Exercise details: Each line of the material below that holds the word "destinatarios" needs to be copied.

Given data:
• • • •

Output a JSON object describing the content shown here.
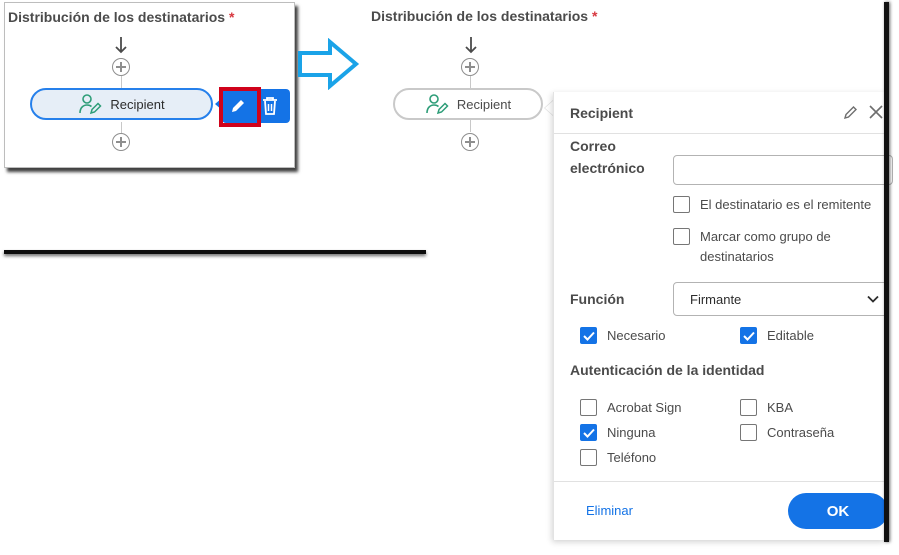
{
  "section_title": "Distribución de los destinatarios",
  "required_mark": "*",
  "recipient_node": {
    "label": "Recipient"
  },
  "dialog": {
    "title": "Recipient",
    "email_label_line1": "Correo",
    "email_label_line2": "electrónico",
    "email_value": "",
    "sender_is_recipient": {
      "label": "El destinatario es el remitente",
      "checked": false
    },
    "recipient_group": {
      "label_line1": "Marcar como grupo de",
      "label_line2": "destinatarios",
      "checked": false
    },
    "role_label": "Función",
    "role_value": "Firmante",
    "required_opt": {
      "label": "Necesario",
      "checked": true
    },
    "editable_opt": {
      "label": "Editable",
      "checked": true
    },
    "auth_title": "Autenticación de la identidad",
    "auth_options": [
      {
        "label": "Acrobat Sign",
        "checked": false
      },
      {
        "label": "KBA",
        "checked": false
      },
      {
        "label": "Ninguna",
        "checked": true
      },
      {
        "label": "Contraseña",
        "checked": false
      },
      {
        "label": "Teléfono",
        "checked": false
      }
    ],
    "delete_label": "Eliminar",
    "ok_label": "OK"
  },
  "colors": {
    "accent": "#1473e6",
    "highlight": "#d0021b",
    "icon_green": "#2d9d78"
  },
  "icons": [
    "arrow-down-icon",
    "plus-circle-icon",
    "user-edit-icon",
    "pencil-icon",
    "trash-icon",
    "close-icon",
    "chevron-down-icon",
    "checkmark-icon"
  ]
}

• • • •

Task answer:
  "section_title": "Distribución de los destinatarios",
      "label_line2": "destinatarios",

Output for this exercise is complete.